|Cooperative Classification||G06F17/218, G06F3/0488, G06F3/0482, G06F9/4445, G06F3/04842, G06F3/04817, G06F3/0481, G06F9/4856, G06F9/4443, G06F17/30398, G06F8/34, G06F17/30654, G06F3/0485, G06F3/0484|
|3 Sep 2014||AS||Assignment|
Owner name: MICROSOFT CORPORATION, WASHINGTON
Free format text: ASSIGNMENT OF ASSIGNORS INTEREST;ASSIGNORS:WELICKI, LEON EZEQUIEL;OLENICK, BRAD;JOSHI, VISHAL R.;AND OTHERS;SIGNING DATES FROM 20140630 TO 20140811;REEL/FRAME:033662/0420
|9 Jan 2015||AS||Assignment|
Owner name: MICROSOFT TECHNOLOGY LICENSING, LLC, WASHINGTON
Free format text: ASSIGNMENT OF ASSIGNORS INTEREST;ASSIGNOR:MICROSOFT CORPORATION;REEL/FRAME:034747/0417
Effective date: 20141014

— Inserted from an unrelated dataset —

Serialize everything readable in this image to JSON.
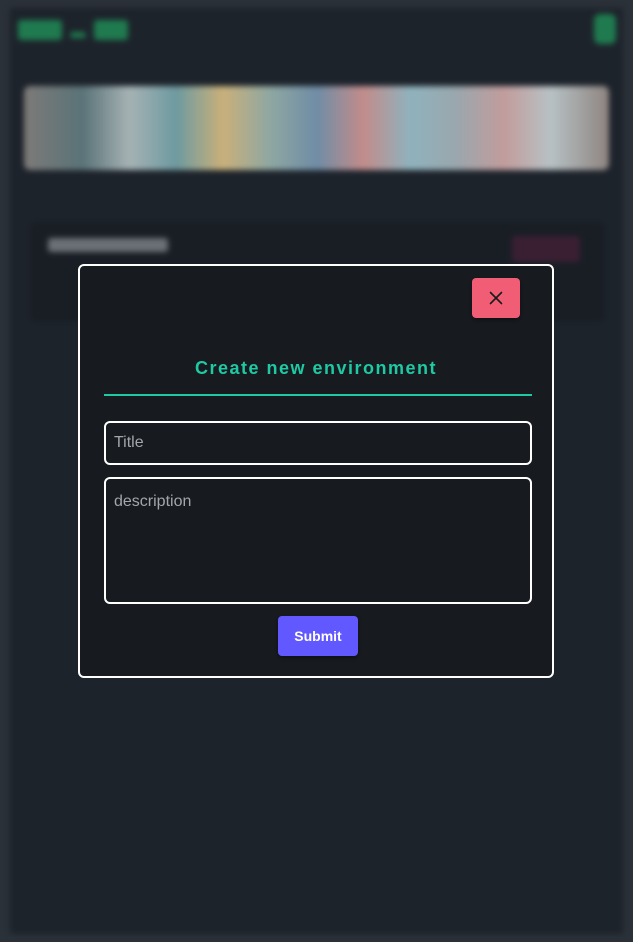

Owner name: MICROSOFT TECHNOLOGY LICENSING, LLC, WASHINGTON
Free format text: ASSIGNMENT OF ASSIGNORS INTEREST;ASSIGNOR:MICROSOFT CORPORATION;REEL/FRAME:039025/0454
Effective date: 20141014